Tattoos are just popular now, because they’re the ‘in thing’
Ok, I won’t try and kid you and say that that’s nonsense. There’s no denying the amount of many people that get inked only because their favourite musician is inked. Even Justin Bieber is walking around with some pretty decent pieces (love or hate him, his tattoo artist does some awesome work). Obviously tattoos have been around for a very long time. Just about every culture in the world has had some form of tattooing in their history going back quite literally centuries and even more. I would then say that it would appear that they are not just a passing phase.
What has happened is, society is far more forgiving in their tolerance of many things that just 10 years ago were seen as extremely taboo. Back to the list I opened this article with – the usual idea of someone with tattoos has probably always been someone like a biker or a rock-star, but it is not uncommon these days, to see middle-aged businessmen with some pretty exquisite works of art tattooed on them. I know many of my own friends parents who are well into their 50’s that have recently had their first tattoos. Many of these people may have wanted a tattoo since they were teenagers, but due to societal taboos and stereotypes surrounding the culture, they never had them. Walk into a decent tattoo artist’s workplace these days and you will be impressed by their professionalism, cleanliness and outright class. This is because tattoo artists are finally being recognised as true artists in their own right, working on a very unique medium – human skin.

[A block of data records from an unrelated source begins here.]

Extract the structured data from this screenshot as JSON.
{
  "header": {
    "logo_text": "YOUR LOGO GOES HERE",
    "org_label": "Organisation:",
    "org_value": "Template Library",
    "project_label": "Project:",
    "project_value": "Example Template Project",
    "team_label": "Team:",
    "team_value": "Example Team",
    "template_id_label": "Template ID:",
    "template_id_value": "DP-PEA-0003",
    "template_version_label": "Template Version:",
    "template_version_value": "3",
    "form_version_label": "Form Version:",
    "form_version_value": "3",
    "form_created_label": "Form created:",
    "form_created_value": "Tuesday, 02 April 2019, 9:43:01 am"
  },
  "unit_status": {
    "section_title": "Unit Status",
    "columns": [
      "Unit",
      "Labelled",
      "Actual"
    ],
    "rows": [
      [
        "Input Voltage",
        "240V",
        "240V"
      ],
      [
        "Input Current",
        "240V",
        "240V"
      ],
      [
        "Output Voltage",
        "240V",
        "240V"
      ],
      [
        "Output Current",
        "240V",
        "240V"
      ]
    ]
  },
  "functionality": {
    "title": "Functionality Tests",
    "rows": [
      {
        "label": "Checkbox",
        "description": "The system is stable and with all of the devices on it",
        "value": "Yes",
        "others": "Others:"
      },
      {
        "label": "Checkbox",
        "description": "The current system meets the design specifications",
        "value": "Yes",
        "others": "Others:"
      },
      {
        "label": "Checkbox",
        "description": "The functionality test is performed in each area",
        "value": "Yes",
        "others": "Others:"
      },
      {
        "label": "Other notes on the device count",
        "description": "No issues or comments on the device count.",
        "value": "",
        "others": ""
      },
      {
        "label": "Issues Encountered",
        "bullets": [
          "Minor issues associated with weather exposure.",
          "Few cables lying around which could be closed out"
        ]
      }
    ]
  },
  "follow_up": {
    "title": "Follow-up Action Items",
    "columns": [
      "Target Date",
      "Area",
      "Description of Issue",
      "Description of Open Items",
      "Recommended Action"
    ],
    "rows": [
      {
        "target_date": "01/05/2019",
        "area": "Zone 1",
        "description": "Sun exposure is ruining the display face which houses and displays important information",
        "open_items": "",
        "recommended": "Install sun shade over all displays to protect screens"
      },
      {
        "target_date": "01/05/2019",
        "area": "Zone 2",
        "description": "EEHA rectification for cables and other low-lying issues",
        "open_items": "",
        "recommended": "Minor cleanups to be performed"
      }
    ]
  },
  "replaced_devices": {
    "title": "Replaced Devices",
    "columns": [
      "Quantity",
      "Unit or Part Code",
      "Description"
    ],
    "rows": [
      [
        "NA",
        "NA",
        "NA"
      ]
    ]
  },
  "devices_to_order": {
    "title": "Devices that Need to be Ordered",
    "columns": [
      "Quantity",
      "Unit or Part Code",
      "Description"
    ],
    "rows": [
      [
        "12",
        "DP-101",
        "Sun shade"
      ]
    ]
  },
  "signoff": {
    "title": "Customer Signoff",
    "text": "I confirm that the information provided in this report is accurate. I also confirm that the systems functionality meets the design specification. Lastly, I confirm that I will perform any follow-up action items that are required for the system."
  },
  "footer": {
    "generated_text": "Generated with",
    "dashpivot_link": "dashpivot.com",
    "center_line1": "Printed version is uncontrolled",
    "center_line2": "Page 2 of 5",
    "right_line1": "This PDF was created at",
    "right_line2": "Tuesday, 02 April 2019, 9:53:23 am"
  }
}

This brings me to my final point – be wise about it. You must do your homework when deciding you might want a tattoo. Tattoo artists, like any other artist, have their unique talents. Just because your mate had an awesome tattoo of a portrait of his dog ‘Shnuffles’ in grey and black done by a specific artist, that artist may not be the right girl or guy to do your all-colour piece of Scooby-Doo down your thigh. Visit shops and ask to see portfolios of different artists. You will also find that a good artist will be honest and will point you in the direction of a colleague that can do what you want done. I’ve even heard artists I’ve been to, be honest enough to tell a client if their idea of what hey want is just really, really bad. I admire that, as I realise that like any job, turning down a client’s request is literally turning down a paycheck, but integrity goes a long way. Work with your artist, listen to their ideas and collaborate their views with your own. You wouldn’t tell a dentist how to drill into your teeth if he knew what he’s doing is for your benefit, likewise, trust a tattoo artist once you’ve really grown to trust them and you will have a truly amazing piece of art.
Ultimately getting any body-modification is an extremely personal decision to make; a tattoo is possibly the biggest. It will be with you for a long time. Yes there will be days when you think, ‘Why did I do this?’ I’m being honest, but they are few and far between if you make sure from the start that you’re getting what you want and getting it done properly. Another thing to note, don’t try and be cheap about this, a good artist charges what they need to for you to have a quality piece that you and they will be proud of.
A special word of thanks to Morag Pringle of Skinscape Tattoo in Gardens, Cape Town, for allowing me to make use of these superb images of some of the tattoos she has done. You can view more of Morag’s work and get in touch with her on her Facebook page.
Matt is a Copy writer and rifleman currently residing in the city of Cape Town. Click here to check out his website.